- [Information given]:
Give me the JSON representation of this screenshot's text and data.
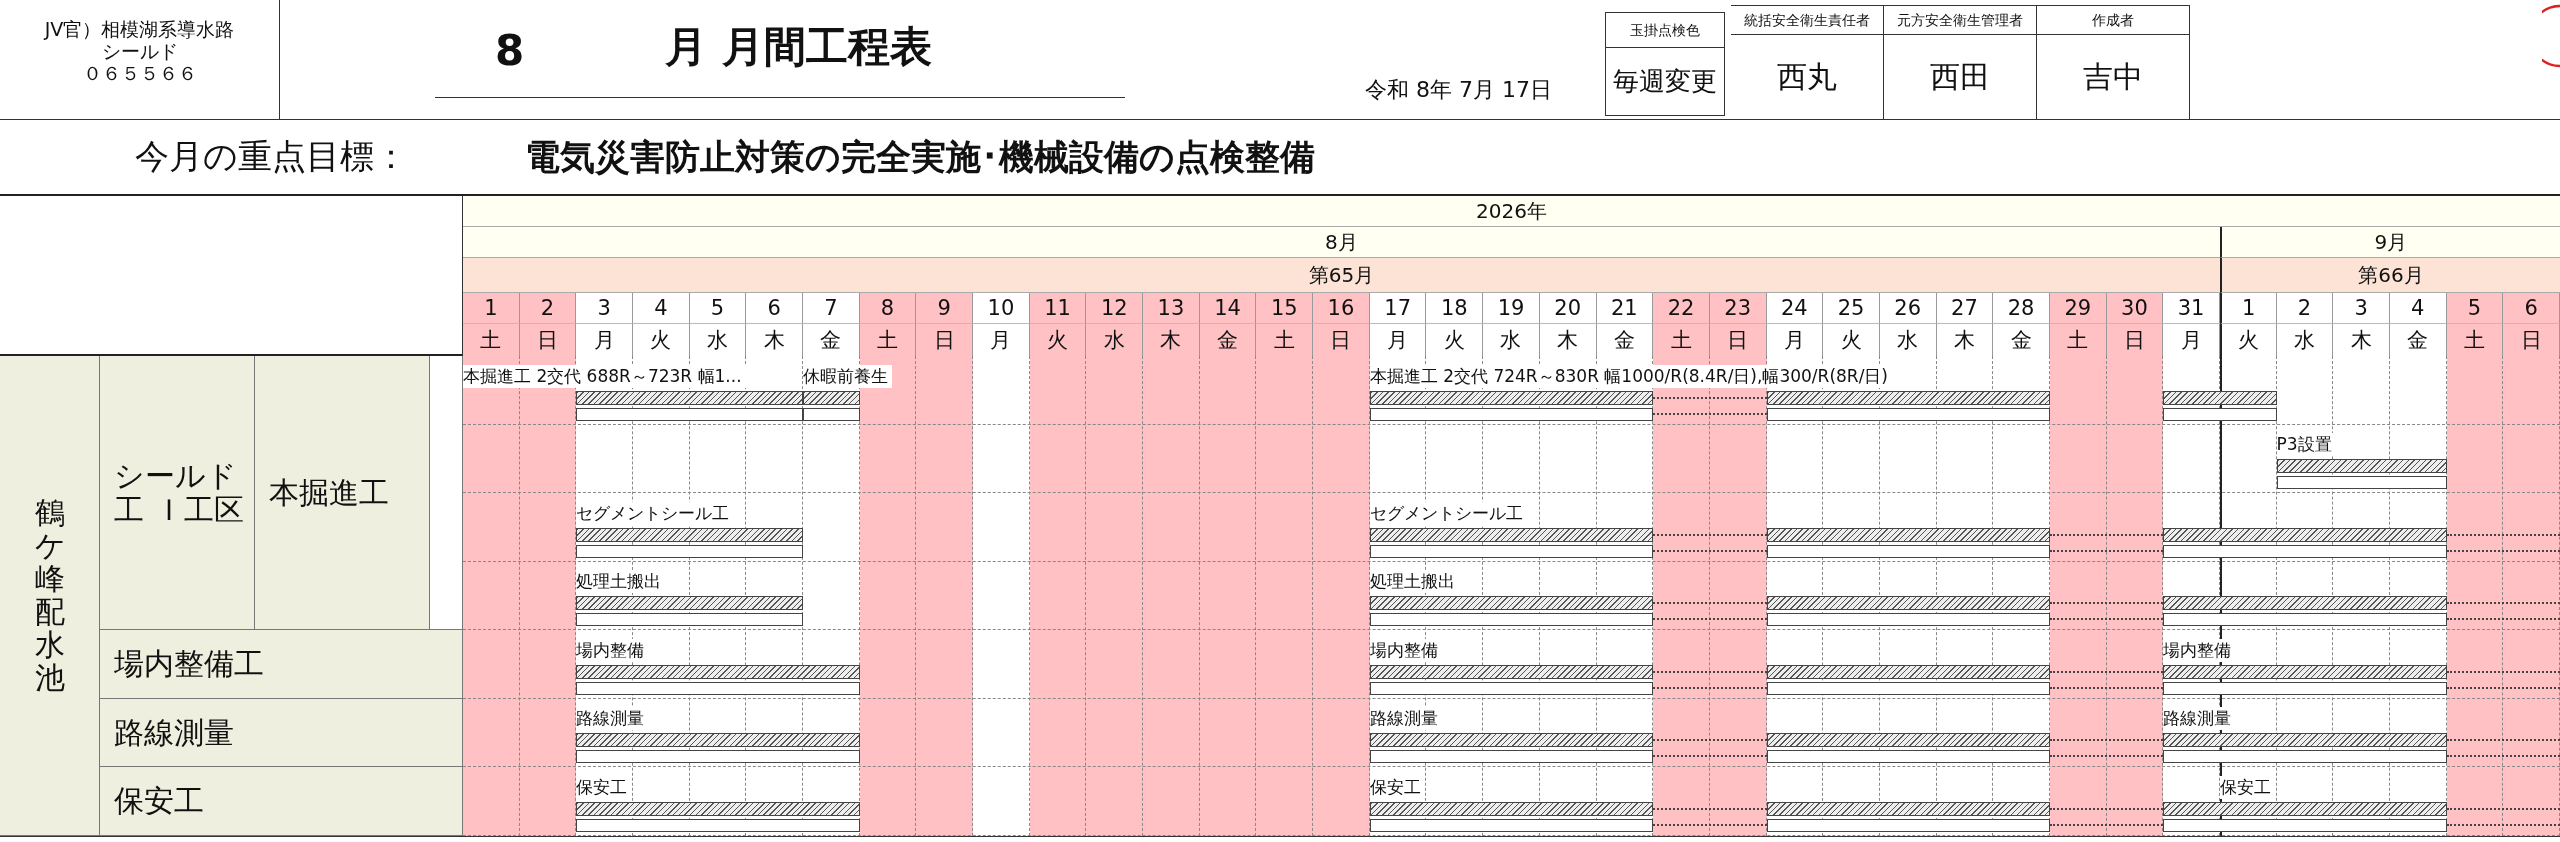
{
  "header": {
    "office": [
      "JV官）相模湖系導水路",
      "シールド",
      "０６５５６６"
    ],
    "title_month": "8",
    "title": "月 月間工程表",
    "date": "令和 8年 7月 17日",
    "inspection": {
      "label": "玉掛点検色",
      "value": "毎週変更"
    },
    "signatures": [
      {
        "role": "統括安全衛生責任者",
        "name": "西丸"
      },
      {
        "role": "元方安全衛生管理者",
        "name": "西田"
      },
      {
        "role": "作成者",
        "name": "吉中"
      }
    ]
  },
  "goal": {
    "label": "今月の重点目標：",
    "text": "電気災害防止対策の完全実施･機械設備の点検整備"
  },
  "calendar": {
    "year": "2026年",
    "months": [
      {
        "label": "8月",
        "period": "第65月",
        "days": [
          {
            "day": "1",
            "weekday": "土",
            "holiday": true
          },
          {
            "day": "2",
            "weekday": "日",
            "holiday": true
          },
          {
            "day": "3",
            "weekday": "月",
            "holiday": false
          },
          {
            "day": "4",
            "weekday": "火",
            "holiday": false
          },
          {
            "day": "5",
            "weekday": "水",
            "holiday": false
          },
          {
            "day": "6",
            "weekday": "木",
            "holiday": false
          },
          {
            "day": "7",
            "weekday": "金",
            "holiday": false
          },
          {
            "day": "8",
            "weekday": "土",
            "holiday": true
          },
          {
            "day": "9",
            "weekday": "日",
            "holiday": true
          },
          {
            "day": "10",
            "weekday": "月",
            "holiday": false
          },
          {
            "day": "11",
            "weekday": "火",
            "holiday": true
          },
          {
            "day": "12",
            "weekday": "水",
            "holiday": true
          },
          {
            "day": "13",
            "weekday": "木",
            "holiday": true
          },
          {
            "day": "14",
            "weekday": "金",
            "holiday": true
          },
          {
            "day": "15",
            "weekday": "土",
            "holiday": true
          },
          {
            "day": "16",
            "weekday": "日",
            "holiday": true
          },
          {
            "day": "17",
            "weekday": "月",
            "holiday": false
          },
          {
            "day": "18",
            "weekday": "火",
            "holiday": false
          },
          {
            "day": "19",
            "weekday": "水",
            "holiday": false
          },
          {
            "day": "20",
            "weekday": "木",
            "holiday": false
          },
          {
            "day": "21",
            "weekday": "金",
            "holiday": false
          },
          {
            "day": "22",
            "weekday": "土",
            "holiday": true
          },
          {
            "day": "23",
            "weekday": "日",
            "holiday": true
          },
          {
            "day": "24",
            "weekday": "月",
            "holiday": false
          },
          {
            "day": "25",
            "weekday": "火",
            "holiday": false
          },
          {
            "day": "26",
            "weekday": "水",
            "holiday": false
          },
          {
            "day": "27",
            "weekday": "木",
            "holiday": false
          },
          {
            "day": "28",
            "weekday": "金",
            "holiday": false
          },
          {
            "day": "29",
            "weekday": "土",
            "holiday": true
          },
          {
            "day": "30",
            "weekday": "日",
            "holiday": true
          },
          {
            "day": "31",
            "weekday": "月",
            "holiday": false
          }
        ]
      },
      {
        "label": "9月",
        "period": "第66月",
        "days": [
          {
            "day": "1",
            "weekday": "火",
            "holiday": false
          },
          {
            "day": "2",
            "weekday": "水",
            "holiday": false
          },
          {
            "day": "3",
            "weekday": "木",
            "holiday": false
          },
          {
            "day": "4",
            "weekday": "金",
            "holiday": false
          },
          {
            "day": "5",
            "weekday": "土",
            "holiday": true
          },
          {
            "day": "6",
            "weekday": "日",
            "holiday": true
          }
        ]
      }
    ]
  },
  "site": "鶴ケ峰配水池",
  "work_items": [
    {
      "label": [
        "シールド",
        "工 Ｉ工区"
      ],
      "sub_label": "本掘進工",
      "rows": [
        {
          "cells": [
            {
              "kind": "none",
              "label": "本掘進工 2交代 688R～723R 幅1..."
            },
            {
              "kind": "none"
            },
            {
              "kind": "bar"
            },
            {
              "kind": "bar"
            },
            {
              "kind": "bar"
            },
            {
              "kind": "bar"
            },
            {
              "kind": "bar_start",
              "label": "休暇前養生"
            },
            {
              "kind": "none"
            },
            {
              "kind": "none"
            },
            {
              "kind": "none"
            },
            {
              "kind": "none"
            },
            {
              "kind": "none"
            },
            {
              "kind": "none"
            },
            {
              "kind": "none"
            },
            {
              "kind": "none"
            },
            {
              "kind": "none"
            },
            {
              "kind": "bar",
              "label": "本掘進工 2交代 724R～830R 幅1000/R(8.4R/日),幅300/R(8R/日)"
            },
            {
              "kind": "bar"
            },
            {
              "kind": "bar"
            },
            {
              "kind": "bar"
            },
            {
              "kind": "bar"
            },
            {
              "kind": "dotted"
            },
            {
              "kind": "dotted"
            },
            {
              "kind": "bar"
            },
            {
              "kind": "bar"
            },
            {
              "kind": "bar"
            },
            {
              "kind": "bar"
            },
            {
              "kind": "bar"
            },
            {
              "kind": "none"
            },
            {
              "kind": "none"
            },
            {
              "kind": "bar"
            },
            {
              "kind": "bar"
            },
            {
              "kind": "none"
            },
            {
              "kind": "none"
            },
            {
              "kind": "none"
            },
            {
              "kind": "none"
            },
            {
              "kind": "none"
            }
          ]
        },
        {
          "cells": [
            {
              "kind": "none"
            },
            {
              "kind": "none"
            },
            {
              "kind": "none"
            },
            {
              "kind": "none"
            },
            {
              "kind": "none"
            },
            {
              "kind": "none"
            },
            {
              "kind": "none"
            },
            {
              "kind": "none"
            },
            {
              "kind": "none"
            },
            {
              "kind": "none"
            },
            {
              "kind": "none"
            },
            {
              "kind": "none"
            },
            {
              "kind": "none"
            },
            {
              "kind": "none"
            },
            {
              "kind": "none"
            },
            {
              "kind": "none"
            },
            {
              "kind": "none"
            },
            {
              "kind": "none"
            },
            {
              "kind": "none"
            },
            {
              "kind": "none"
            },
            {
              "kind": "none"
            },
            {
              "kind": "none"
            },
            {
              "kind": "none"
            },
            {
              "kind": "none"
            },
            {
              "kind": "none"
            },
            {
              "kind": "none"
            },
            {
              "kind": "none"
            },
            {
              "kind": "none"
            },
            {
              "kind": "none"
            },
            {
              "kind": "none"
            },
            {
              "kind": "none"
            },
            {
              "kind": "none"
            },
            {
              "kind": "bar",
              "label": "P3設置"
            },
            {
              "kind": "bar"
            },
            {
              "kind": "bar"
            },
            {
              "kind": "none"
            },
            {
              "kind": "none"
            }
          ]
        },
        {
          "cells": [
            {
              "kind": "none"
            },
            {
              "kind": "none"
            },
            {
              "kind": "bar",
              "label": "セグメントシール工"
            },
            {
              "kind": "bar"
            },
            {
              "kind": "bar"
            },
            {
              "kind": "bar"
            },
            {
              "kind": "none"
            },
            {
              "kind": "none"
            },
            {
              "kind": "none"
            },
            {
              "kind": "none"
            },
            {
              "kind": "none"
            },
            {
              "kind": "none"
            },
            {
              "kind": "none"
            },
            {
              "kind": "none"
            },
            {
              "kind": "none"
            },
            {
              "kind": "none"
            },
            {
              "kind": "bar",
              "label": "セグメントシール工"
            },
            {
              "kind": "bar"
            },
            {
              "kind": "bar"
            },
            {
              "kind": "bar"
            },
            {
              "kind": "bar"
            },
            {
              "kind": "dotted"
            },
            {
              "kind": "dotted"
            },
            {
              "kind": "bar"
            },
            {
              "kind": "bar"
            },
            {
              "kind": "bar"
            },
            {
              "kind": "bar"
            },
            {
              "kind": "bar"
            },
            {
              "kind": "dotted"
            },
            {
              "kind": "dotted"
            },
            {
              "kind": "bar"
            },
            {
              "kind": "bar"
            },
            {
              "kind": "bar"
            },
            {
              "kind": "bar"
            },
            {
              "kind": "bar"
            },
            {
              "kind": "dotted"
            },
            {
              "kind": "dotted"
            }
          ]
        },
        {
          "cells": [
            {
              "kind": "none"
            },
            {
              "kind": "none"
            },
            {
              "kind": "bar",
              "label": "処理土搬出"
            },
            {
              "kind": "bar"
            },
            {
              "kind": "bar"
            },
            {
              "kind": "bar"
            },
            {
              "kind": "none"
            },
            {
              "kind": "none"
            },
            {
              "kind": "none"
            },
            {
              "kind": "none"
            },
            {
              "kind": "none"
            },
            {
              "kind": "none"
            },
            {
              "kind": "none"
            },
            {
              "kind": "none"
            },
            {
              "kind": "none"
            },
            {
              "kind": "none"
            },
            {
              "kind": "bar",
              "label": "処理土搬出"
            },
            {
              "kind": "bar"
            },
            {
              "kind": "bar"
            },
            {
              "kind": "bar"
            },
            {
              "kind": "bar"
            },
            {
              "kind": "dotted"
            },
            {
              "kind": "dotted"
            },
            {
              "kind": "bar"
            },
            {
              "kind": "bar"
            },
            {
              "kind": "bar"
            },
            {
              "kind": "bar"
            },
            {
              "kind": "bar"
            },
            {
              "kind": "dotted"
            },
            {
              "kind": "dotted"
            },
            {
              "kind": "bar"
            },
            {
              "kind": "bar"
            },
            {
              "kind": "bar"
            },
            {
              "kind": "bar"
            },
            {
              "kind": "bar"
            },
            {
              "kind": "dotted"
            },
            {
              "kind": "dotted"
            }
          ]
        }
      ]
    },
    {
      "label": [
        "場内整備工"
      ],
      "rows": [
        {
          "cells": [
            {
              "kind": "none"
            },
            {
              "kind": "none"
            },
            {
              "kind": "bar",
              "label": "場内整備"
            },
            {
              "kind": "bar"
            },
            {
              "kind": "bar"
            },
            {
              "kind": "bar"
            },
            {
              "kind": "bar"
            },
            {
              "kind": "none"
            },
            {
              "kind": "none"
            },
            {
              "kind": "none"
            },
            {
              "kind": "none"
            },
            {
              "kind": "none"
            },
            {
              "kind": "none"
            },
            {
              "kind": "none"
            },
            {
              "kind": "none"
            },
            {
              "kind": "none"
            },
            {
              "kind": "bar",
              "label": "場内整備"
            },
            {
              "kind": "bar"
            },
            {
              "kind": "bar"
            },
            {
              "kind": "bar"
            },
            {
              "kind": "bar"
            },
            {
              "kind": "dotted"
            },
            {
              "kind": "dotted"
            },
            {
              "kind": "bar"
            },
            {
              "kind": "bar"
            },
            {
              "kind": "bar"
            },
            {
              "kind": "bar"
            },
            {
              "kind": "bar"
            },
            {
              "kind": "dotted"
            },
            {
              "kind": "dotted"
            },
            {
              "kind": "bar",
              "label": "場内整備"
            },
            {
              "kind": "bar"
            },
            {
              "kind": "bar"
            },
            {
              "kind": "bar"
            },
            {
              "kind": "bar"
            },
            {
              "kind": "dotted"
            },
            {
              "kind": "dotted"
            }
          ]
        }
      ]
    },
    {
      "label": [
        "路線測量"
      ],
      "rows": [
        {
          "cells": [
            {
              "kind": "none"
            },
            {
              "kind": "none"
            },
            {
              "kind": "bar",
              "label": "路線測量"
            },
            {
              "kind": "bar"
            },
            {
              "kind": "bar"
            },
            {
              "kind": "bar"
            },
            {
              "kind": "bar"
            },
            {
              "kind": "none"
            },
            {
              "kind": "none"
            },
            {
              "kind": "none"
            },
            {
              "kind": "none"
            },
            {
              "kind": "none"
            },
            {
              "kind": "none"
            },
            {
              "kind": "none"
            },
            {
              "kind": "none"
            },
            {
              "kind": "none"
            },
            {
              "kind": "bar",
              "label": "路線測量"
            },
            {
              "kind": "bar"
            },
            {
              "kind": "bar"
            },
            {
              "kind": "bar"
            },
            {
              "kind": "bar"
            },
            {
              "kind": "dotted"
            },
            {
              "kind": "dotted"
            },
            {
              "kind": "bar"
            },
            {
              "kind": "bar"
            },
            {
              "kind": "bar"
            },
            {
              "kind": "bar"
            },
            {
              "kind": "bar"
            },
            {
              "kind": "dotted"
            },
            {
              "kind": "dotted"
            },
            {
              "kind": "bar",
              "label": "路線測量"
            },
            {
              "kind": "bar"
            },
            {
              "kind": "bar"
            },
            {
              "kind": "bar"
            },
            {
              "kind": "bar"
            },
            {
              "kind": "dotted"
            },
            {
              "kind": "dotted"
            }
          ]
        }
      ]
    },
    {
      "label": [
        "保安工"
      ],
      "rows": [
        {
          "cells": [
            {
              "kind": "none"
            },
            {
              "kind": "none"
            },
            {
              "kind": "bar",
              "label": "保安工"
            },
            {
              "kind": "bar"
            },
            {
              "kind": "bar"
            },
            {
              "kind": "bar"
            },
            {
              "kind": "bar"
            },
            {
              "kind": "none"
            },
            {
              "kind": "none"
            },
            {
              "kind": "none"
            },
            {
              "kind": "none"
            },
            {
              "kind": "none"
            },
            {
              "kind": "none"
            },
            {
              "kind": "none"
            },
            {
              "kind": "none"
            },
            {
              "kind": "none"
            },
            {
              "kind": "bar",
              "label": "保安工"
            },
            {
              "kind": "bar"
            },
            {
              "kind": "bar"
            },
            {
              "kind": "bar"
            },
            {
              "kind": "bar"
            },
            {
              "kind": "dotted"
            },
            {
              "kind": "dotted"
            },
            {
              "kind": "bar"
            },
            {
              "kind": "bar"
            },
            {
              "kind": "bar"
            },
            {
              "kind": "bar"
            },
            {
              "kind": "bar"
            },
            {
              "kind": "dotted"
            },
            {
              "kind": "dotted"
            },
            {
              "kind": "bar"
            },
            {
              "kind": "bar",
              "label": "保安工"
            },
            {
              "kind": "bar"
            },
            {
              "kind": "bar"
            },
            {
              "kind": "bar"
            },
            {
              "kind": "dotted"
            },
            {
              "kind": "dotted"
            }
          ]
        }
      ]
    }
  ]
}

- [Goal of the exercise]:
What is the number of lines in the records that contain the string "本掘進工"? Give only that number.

- [Exercise solution]:
3